Eat right. All the best diets and lifestyle changes are going to tell you to "eat right and exercise" but again, you have to know which kinds of food your body processes well and which ones it doesn't. Again I recommend the Eat Right 4 Your Blood Type book, but don't obsess over it. Basically, there are people who do well with high-protein/low-carb (like me) and those who do well as vegetarians, or as high-dairy eaters. Some people like having a lot of structure by counting Weight Watchers points, calories, etc., while others are more intuitive (again, like myself) and can have a basic plan in their head that they build around. If you know your body well and you work best with structure, find a diet plan that works for you. If I were to have a lot of structure, I'd go with Adkins or the Palm Beach Diet, because they work real well for O blood types (high protein/low carb). There are a lot of diet plans out there and if that is your "thing" then find one that works for you. Don't be discouraged if it takes some experimenting around until you find the right one.

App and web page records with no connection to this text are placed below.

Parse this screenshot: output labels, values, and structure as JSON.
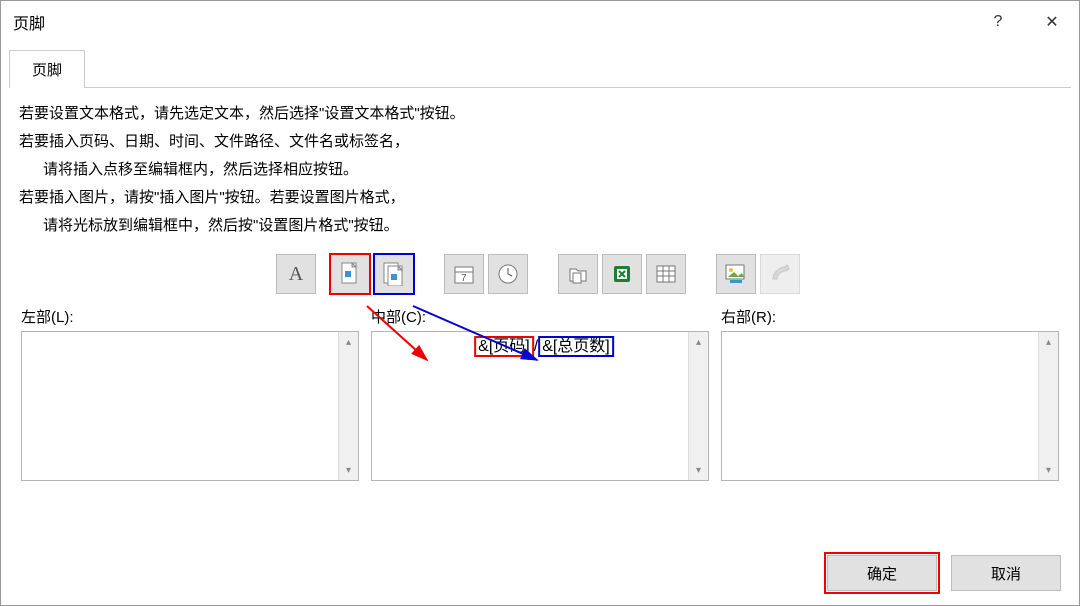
{
  "window": {
    "title": "页脚",
    "help_label": "?",
    "close_label": "✕"
  },
  "tab": {
    "label": "页脚"
  },
  "instructions": {
    "l1": "若要设置文本格式，请先选定文本，然后选择\"设置文本格式\"按钮。",
    "l2": "若要插入页码、日期、时间、文件路径、文件名或标签名，",
    "l2b": "请将插入点移至编辑框内，然后选择相应按钮。",
    "l3": "若要插入图片，请按\"插入图片\"按钮。若要设置图片格式，",
    "l3b": "请将光标放到编辑框中，然后按\"设置图片格式\"按钮。"
  },
  "toolbar": {
    "text_format": "A",
    "page_number": "page-number-icon",
    "total_pages": "total-pages-icon",
    "date": "date-icon",
    "time": "time-icon",
    "file_path": "file-path-icon",
    "file_name": "file-name-icon",
    "sheet_name": "sheet-name-icon",
    "insert_picture": "insert-picture-icon",
    "format_picture": "format-picture-icon"
  },
  "fields": {
    "left_label": "左部(L):",
    "center_label": "中部(C):",
    "right_label": "右部(R):",
    "center_page_token": "&[页码]",
    "center_sep": "/",
    "center_total_token": "&[总页数]"
  },
  "buttons": {
    "ok": "确定",
    "cancel": "取消"
  }
}
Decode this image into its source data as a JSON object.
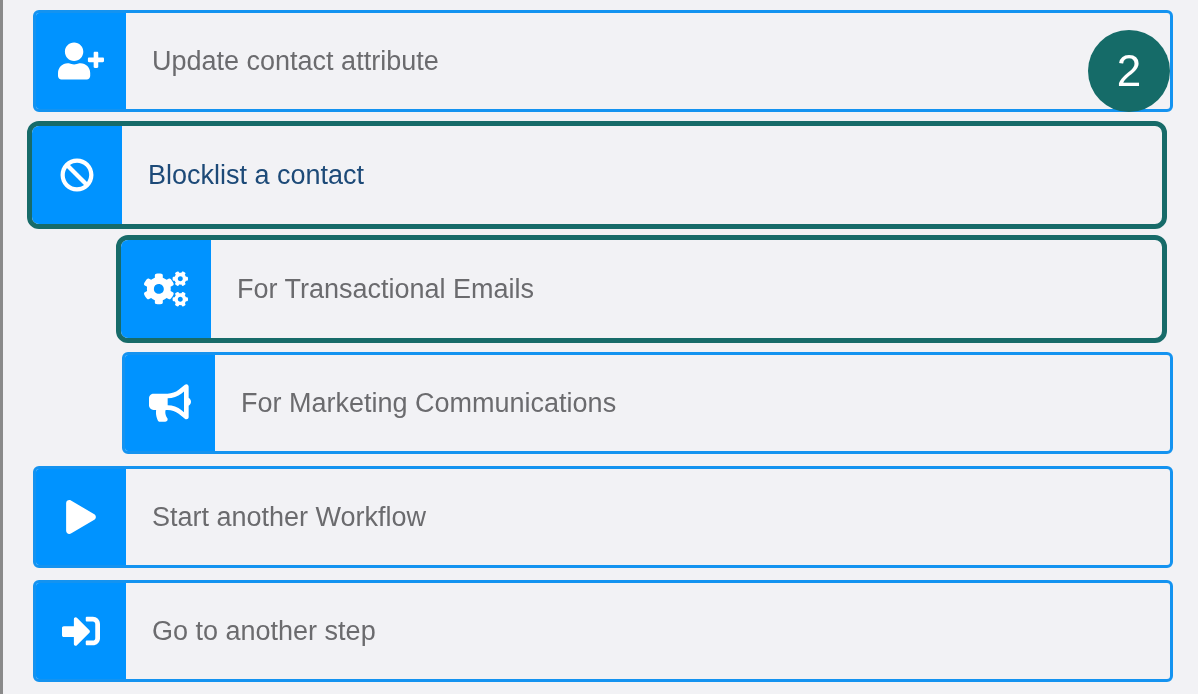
{
  "actions": [
    {
      "label": "Update contact attribute",
      "kind": "user-plus",
      "highlighted": false,
      "expanded": false
    },
    {
      "label": "Blocklist a contact",
      "kind": "ban",
      "highlighted": true,
      "expanded": true,
      "children": [
        {
          "label": "For Transactional Emails",
          "kind": "gears",
          "highlighted": true,
          "expanded": false
        },
        {
          "label": "For Marketing Communications",
          "kind": "megaphone",
          "highlighted": false,
          "expanded": false
        }
      ]
    },
    {
      "label": "Start another Workflow",
      "kind": "play",
      "highlighted": false,
      "expanded": false
    },
    {
      "label": "Go to another step",
      "kind": "enter",
      "highlighted": false,
      "expanded": false
    }
  ],
  "step_badge": "2"
}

For me, the intuitive person who doesn't like the rigid confines of a diet plan, I found that it worked best to eat a high-protein breakfast (a sausage patty, a 1/2 cup of cottage cheese, or a simple two-egg omelet with a tiny bit of cheese and some veggies like onion and bell pepper). This was followed by a lunch of two rice cakes with either turkey breast slices or cheese (if I didn't have cottage cheese for breakfast) with a little mayo and mustard, a cup of raw veggies (like carrot sticks, pea pods, and grape tomatoes) with some ranch dressing to dip in. Some days I would have an apple or some berries. Sometimes I would have a diet soda (Diet Rite with Splenda, because I don't do well with caffeinated soda or NutraSweet, although once in a great while I will have a Diet Pepsi). I'd have a mozzarella cheese stick or a couple tablespoons of smoked almonds and maybe an 8-oz. can of V-8 juice for a snack, if I really needed one. At first, I had to have a snack to make it between meals. Now I rarely have one. Then dinner is a regular meal half the time, but in child-size portions. Think of an eight-year-old kid and serve up portions for him and that should be just right. About three times a week, I would try to have a really healthy dinner, like a salmon patty from Costco with a cup of steamed broccoli...or a veggie soup from a low-carb cookbook. But it's not unusual for me to have a couple slices of pizza if we order out, or a serving of macaroni and cheese with hot dogs with a small bowl of canned peaches on the side. Like I said, I don't cut anything out completely, or I would feel deprived. I do try to keep my gluten and my dairy down to one serving a day. And yes, I take supplements to make sure I get calcium, magnesium, B vitamins and the other nutrients I'm missing because I'm lactose- and gluten-intolerant.
One last thing: drink water. I try to go for half my weight in ounces each day. So if I weigh 150 pounds, then I try to drink 75 ounces of water a day. Dehydration is a cause of a lot of overeating. You think you're hungry, but your body actually needs water to be efficient.
(To be continued tomorrow)